§ **Data for analysis**:
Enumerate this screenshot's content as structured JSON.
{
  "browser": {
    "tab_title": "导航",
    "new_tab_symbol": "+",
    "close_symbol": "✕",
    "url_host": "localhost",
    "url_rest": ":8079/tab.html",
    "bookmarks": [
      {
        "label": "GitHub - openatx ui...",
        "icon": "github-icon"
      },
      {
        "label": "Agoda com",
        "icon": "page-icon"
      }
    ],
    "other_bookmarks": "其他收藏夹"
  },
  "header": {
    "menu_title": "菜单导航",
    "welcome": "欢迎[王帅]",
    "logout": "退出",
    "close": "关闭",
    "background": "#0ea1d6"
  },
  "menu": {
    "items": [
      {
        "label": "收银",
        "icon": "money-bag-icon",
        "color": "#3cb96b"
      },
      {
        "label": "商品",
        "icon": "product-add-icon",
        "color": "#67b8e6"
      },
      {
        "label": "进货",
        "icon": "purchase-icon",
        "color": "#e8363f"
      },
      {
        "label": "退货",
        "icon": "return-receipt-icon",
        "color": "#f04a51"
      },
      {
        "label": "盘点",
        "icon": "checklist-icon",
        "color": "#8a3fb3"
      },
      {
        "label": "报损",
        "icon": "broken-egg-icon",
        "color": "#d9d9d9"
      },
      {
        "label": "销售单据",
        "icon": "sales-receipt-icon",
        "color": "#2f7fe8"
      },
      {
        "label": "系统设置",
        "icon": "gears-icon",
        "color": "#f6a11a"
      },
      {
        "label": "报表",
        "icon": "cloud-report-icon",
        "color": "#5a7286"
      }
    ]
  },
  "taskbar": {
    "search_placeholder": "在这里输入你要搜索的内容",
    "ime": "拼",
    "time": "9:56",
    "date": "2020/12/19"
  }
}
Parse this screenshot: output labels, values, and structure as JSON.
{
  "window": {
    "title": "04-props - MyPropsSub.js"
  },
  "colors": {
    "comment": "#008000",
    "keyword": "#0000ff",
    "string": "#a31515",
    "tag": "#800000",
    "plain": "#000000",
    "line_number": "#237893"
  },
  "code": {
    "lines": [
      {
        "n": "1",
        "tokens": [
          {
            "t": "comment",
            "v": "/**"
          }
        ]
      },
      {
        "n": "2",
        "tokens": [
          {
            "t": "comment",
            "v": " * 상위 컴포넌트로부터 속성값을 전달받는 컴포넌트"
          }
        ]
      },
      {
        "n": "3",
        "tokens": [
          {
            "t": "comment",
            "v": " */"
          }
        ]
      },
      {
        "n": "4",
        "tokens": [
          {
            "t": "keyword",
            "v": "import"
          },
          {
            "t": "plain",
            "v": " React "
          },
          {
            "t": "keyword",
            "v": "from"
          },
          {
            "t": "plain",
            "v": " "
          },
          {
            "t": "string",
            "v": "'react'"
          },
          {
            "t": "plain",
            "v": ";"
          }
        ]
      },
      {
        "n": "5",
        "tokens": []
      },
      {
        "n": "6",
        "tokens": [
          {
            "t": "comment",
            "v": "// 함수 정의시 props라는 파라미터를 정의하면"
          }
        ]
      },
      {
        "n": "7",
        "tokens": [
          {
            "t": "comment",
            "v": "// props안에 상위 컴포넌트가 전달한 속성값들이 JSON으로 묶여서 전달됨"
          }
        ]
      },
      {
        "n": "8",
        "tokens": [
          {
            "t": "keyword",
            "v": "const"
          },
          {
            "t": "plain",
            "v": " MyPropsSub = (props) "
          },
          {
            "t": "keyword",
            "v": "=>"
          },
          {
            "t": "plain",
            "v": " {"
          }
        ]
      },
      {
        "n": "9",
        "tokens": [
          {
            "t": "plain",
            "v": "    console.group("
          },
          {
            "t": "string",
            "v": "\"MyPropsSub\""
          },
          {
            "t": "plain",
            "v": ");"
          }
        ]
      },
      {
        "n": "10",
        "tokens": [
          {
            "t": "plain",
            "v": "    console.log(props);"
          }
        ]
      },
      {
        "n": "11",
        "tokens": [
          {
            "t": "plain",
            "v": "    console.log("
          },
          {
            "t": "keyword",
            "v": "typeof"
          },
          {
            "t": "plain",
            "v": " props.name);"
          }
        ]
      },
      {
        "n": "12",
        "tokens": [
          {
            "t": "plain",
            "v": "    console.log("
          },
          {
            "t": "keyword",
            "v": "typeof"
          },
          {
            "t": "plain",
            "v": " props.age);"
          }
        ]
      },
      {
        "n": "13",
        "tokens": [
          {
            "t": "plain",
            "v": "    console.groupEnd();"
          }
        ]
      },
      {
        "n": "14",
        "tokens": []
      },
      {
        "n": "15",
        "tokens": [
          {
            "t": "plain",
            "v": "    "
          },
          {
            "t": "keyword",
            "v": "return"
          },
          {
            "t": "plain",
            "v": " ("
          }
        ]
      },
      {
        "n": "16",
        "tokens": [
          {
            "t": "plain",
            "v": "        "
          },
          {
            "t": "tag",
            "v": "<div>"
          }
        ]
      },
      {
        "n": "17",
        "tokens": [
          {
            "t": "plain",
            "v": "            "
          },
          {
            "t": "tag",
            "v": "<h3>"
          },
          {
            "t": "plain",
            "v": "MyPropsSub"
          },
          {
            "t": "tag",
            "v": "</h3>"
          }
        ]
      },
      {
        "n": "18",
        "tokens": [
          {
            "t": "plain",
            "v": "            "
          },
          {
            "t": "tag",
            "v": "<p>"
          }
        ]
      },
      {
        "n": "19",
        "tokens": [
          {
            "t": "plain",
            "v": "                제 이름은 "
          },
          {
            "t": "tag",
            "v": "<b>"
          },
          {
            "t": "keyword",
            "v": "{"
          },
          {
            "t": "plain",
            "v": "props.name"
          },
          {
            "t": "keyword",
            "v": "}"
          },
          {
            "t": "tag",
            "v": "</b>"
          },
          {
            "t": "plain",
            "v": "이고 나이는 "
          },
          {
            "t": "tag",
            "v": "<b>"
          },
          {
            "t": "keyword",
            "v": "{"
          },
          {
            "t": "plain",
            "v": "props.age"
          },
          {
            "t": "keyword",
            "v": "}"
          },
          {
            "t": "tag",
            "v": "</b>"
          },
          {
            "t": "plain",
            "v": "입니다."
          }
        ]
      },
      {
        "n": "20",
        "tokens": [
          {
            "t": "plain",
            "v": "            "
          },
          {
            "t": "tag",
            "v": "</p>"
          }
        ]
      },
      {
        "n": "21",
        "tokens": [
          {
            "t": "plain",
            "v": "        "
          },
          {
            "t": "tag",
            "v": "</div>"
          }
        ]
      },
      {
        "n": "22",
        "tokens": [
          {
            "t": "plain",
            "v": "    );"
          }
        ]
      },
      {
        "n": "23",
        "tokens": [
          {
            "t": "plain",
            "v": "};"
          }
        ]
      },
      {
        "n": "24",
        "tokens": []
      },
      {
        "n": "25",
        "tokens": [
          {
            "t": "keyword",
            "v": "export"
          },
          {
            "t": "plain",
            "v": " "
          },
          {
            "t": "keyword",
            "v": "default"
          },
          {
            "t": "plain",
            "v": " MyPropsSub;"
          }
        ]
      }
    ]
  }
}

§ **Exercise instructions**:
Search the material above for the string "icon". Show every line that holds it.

§ **Written solution**:
        "icon": "github-icon"
        "icon": "page-icon"
        "icon": "money-bag-icon",
        "icon": "product-add-icon",
        "icon": "purchase-icon",
        "icon": "return-receipt-icon",
        "icon": "checklist-icon",
        "icon": "broken-egg-icon",
        "icon": "sales-receipt-icon",
        "icon": "gears-icon",
        "icon": "cloud-report-icon",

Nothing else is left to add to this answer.